It was appropriate for a Jamaican sculptor to create the new monument as Dr. King made a notable visit to the island nation in 1965 where he emphasized how “at home” he felt there. “In Jamaica, I feel like a human being…” King said at the time. He then returned to Jamaica in 1967 for a vacation in Ocho Rios, where he finished writing his book, “Where Do We Go from Here: Chaos or Community.” In 1968, Dr. King’s widow, Coretta Scott King, told an audience in Kingston that her husband had “a great affection for you as a people and was greatly inspired” by Jamaica’s motto: Out of Many, One People.
Watson was not intimidated by the project and said he felt totally up to the challenge of creating a work that carried the expectations of the city and people of Atlanta. His statue of “Miss Lou,” otherwise known as Louise Bennet Coverley, a beloved Jamaican writer, educator, and folklorist, was installed in Gordon Town Square in St. Andrew, Jamaica, to high praise. His statue of Jamaican Olympian Shelly-Ann Fraser-Pryce, which he created for the Heroes Walk in Kingston’s Emancipation Park, was also very well received.

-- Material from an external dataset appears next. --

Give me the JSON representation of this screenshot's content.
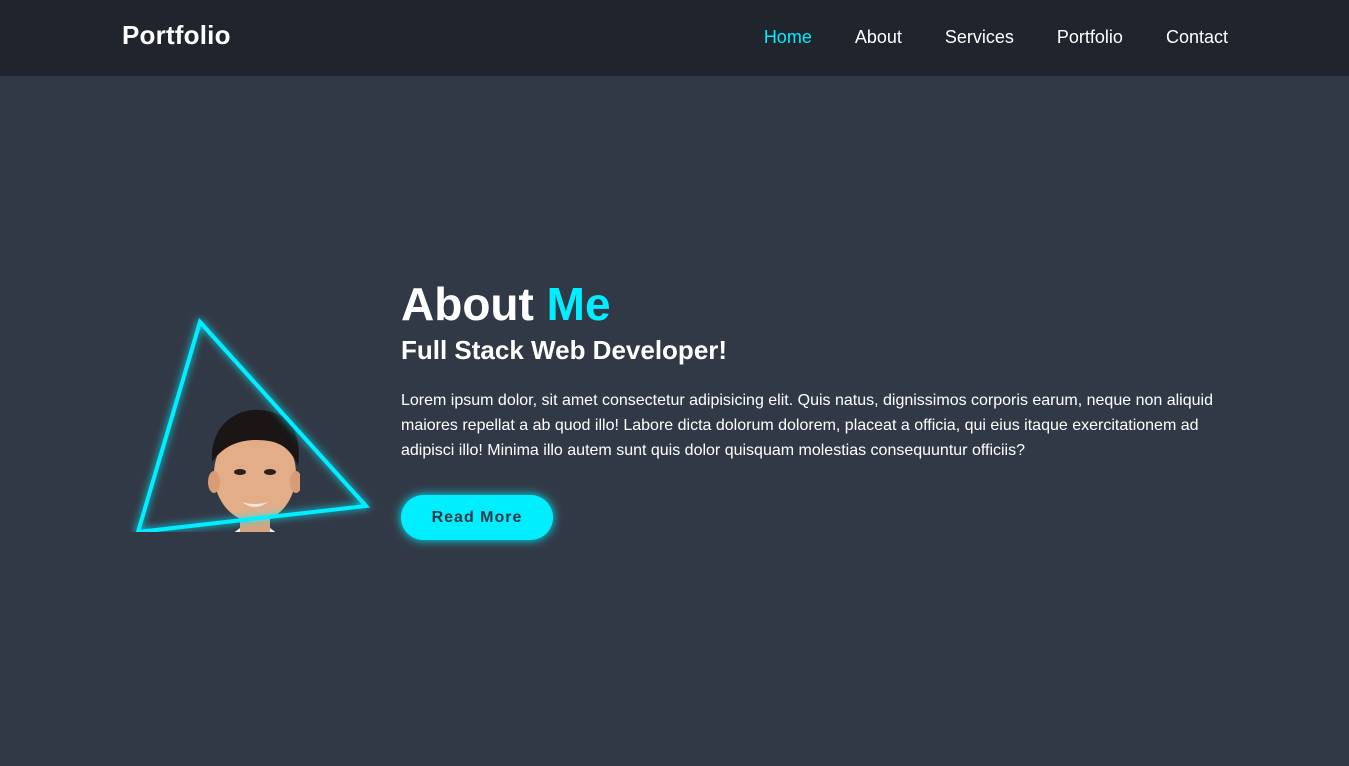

Commenting on the new monument, Mayor Bottoms noted, “Atlanta is the cradle of the civil rights movement and is the birth home and final resting place of Dr. King. Erecting this sculpture underscores our administration’s commitment to creating our vision of One Atlanta while celebrating Dr. King’s dream of a beloved community.”